Sanchez had a biceps tenotomy, which provided more relief from pain. It's essentially the surgical equivalent of what Edgar Renteria did during the playoffs against Atlanta, when he tore his bicep away from the tendon taking a swing during a game.
"We tried to rehab for three to four weeks to avoid this, but after several different opinions we decided —especially with the calendar — to go ahead and scope the shoulder," Giants trainer Dave Groeschner told the Tribune. "Basically, they cut his bicep tendon and cleaned up the back of his shoulder. He had no repairs or anything.
"I think he'll be behind in spring training because he'll be rehabbing, but I think all the doctors he saw agreed that he should be back pretty quickly from there and he'll be able to play baseball games in March, for sure."

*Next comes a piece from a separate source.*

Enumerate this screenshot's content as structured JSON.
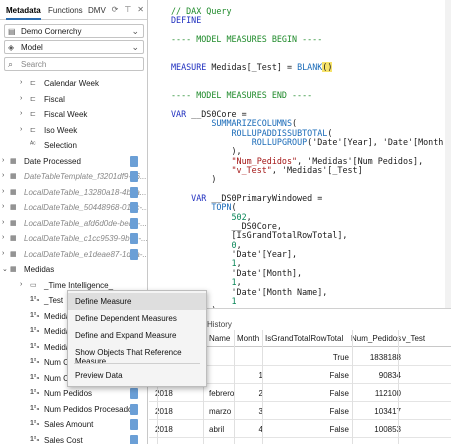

Sanchez had three different opinions on the shoulder, including two orthopedists the Giants employ and an independent one in Los Angeles. The Giants' orthopedist in Arizona, Dr. Gary Waslewski (son of the former major league pitcher by the same name), performed the 30-minute procedure.
"It's always a concern when you have to do surgery for a second time on the same body part, but I think talking with the doctor after the surgery, he was pretty pleased with the results," Groeschner said.
Had the Giants not played all the way through the World Series, Sanchez might have avoided the surgery.
"If we had more time and we didn't play the whole month of (October) we could have given him some more time for treatment and rehab," Groeschner said. "But we don't, so we had to do something, and Freddy was on board. He just wants to get better and be ready for the start of the season."
The Giants aren't sure how the injury might have occurred.